On Saturday we went to Hitchin, which is a market town in Hertfordshire. It’s one of those places that still has lots of historic buildings interspersed with not so pretty modern ones. The main reason we went was to visit with the black squirrels, but more of that later.
The earliest record of a settlement in the area is in AD792 when King Offa (he of Offa’s dyke fame) founded a religious house. Now there is a weekly market which attracts lots of people.
|We loved this cute little van selling Marley coffee|
We stopped for lunch at Pitcher and Piano which is in the building that used to be the corn exchange and has been decorated beautifully – very vintage. Lots of the furniture I would have in my dream home. The food was scrummy and served in blue and white enamel bowls which added to the ambiance. Here’s a few pics from inside.
|Attempt at a selfie in a mirror – at least you can see Ken|
Now for those elusive black squirrels which we have seen in the churchyard in the past. The church is St Mary’s and the current building dates from around the 14th century. It’s a lovely old building with great headstones around it.
We arrived in the churchyard armed with hazelnuts to tempt the beasties as I was sure that would bring them scurrying to greet us. We met a very cute and curious grey squirrel (I know a lot of people think they’re vermin but they always make me smile) and in the absence of any of his darker relatives we gave him many hazelnuts. He was so adorable, checking each nut out before scurrying away to bury them.
|Burying a nut in front of a headstone|
The closest we got to a black squirrel was this shy chappy who has a bit of cross breeding going on – if you look closely you can see that he has a black tail and darker patches on his face and arms.
It was a lovely day out communing with the urban wildlife. So if you’re ever in Hertfordshire keep an eye open for the mysterious black squirrels.
Until next time,stay safe and be happy.

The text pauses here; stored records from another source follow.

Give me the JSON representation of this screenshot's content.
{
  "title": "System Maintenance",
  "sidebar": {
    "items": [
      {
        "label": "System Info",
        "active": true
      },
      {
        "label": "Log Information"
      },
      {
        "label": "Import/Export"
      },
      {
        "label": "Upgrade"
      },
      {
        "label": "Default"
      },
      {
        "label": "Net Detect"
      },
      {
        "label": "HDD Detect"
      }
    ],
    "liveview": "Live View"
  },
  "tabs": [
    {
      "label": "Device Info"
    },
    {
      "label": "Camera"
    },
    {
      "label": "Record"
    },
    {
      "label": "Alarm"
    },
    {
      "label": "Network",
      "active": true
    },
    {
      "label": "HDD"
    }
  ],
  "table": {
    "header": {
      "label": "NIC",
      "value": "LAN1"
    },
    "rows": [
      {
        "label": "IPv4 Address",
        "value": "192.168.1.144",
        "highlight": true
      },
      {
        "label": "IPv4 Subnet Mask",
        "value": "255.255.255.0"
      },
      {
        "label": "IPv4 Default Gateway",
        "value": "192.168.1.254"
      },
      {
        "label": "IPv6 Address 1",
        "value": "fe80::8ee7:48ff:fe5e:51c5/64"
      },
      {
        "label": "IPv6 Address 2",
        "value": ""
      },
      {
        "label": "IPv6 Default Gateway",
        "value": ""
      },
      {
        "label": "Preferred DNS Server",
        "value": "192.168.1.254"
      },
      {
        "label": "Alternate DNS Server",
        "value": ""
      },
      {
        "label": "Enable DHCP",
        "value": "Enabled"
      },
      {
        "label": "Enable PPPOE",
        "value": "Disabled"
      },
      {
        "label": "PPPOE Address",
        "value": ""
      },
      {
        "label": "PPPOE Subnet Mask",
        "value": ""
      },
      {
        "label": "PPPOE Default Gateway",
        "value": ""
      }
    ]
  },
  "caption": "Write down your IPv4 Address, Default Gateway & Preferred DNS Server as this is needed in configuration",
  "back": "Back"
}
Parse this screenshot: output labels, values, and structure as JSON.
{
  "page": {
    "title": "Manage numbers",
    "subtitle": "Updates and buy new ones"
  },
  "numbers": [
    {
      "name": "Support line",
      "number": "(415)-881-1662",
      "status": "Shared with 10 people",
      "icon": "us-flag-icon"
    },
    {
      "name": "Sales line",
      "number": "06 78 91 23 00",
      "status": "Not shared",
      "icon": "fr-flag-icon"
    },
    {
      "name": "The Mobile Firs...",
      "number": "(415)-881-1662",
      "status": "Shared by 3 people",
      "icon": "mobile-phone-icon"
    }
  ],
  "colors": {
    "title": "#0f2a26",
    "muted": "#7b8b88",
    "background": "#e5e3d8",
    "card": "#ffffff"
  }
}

Pamela and Ken
P.S: Final two pics are of the toilet (yes I know I’m a bit obsessed) in Pitcher and Piano – very much continued the vintage theme.